I love this collection from staff-favorite poet, Raymond McDaniel. I devoured this in two days. Its pitch-perfect blend of colloquial language interwoven with beautiful prose and imagery is a dream-like meditation on sight and light (and its existential opposites). McDaniel wonderfully threads narrative throughout this collection, giving it substance with its immense, thought-provoking style and philosophical explorations. A must-read for those unafraid to delve into the reflections all around.
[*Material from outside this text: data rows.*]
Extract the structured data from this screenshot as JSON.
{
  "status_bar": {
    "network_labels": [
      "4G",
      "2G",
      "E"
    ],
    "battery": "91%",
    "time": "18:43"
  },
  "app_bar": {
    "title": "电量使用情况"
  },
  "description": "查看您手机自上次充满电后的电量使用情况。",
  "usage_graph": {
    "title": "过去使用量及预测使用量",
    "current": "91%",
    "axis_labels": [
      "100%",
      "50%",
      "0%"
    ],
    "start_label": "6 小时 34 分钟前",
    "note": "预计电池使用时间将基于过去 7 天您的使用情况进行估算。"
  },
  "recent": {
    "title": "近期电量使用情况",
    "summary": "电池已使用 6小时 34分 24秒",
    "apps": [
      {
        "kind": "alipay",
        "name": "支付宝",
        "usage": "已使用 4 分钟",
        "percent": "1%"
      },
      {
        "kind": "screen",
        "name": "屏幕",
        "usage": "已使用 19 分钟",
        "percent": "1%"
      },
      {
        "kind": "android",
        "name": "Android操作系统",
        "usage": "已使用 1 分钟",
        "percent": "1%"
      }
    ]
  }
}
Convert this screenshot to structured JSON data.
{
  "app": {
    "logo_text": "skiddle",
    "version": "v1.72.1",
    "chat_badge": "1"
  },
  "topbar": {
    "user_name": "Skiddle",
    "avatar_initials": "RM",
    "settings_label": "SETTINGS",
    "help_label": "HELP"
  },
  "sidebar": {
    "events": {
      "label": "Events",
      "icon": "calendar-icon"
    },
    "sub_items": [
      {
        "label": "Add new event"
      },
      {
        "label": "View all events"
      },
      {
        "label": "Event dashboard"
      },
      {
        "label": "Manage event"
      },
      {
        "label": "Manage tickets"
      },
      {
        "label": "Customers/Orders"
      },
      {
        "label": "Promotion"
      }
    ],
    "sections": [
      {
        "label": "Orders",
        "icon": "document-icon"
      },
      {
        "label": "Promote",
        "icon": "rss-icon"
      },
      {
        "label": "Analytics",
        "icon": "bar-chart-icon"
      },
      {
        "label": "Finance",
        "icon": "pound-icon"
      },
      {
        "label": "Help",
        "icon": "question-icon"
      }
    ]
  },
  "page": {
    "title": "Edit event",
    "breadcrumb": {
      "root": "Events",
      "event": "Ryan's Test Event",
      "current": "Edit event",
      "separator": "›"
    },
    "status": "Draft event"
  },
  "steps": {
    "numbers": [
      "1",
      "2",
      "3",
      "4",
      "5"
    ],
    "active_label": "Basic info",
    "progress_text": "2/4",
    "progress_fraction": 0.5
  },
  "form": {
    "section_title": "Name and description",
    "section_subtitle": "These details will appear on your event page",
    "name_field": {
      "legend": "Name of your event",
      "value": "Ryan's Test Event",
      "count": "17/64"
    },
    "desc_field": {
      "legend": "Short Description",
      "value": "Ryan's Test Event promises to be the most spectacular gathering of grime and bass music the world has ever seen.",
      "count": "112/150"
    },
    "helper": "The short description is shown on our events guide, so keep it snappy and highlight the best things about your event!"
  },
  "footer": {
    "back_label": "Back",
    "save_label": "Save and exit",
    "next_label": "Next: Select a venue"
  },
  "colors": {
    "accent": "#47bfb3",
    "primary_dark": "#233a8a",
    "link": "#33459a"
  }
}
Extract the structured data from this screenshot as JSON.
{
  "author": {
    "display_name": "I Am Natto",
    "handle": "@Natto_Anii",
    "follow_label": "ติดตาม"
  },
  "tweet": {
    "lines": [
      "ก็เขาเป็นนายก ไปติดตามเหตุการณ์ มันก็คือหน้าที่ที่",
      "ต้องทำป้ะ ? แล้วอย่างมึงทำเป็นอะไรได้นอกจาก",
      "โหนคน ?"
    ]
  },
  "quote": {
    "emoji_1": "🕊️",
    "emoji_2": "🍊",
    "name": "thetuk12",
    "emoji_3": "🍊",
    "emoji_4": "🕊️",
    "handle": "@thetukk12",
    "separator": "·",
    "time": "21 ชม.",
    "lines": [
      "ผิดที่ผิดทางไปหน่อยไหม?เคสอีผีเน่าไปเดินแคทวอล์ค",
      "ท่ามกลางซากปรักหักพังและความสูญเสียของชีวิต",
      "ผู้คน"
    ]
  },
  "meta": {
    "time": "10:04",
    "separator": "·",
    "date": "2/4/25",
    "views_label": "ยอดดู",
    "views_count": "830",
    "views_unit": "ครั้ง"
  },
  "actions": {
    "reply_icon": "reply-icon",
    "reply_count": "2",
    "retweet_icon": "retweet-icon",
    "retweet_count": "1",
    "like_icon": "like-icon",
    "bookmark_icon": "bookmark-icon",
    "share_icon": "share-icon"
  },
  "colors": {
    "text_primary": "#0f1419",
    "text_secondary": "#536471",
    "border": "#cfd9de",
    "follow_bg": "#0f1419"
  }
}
“The desert, like the past, can be a thorny and sometimes serpentine place for people to live; in the interweaving stories throughout Desert Boys, debut author Chris McCormick offers a stirring examination of those who live, leave, and—in the case of protagonist Daley Kushner—return. With McCormick’s smart, witty prose and equally gratifying storytelling, we are offered a refreshing, nuanced, and much more complicated take on the stereotypical male coming-of-age tale. It is an unforgettable kaleidoscope of not just childhood friendship and the small-town American West, but, seemingly, anyone’s nostalgic, binary star quandary of simultaneously loathing and longing for the past. Desert Boys is an unforgettable, startling debut by the talented and skilled McCormick — one that will surely gain him a loyal and career-long mainstream following. It will resonate with those who have sought identity in far-away places, only to find it lurking in one’s own rattlesnake-filled childhood backyard.”
I tried to tackle Knausgaard's six-volume memoir, My Struggle, but the struggle of six-volumes proved too difficult. But I love this little book. It reminds me of a more memoir-ish, modern A Sand County Almanac. Knaasgard has a unique way of seeing the world; these short essays written to his unborn daughter immerse you in both the changing seasons and fatherhood. A perfect fall read for new parents who appreciate nature (and don’t have time to tackle a six-volume memoir).
Imaginative, original, and simply delightful. This is a new and wonderful work of art from Philip and Erin Stead, and -- oh yeah! -- Mark Twain. After several pages of an incomplete Mark Twain fairy tale were discovered a few years ago, the publisher approached the Steads to finish it. What Phil and Erin ended up doing is something truly remarkable -- the illustrations are gorgeous, and the story itself borrows notes from Kurt Vonnegut and Charlie Kaufman. It is a book that has meaning, speaks to present day, will become a classic, and moved me.
This book not only teaches us about our own backyards, but how to see them. How to interact with them. How to appreciate them. When Aldo Leopold, one of the pioneers of conservation, takes a walk in the woods, it's an adventure with infinite storylines and observations. A fallen tree is not just some broken wood with growth lines, but a one-hundred year-old diary that Leopold dissects and analyzes. Reading this book taught me to look closer, dig deeper, and view my own backyard with an increased awareness and appreciation. A must read for any Midwesterner who takes walks outside.
This is a book for aquaphiles. You know who you are: The kind of person who abandons family and friends at every beach excursion and voyages out alone into the open waters, freestyling for endless minutes and miles. All my life, I have had a love affair with water: Rivers, lakes, oceans, chlorinated indoor pools. As a former NCAA swimmer, I have searched wide and far for books about swimming. There are only a few, and this is the best. And if you’re like me, and you have relatives who often ask, “Where’s Mike?” only to see a small speck in the horizon splashing around in far-distant waters, you’ll enjoy this read.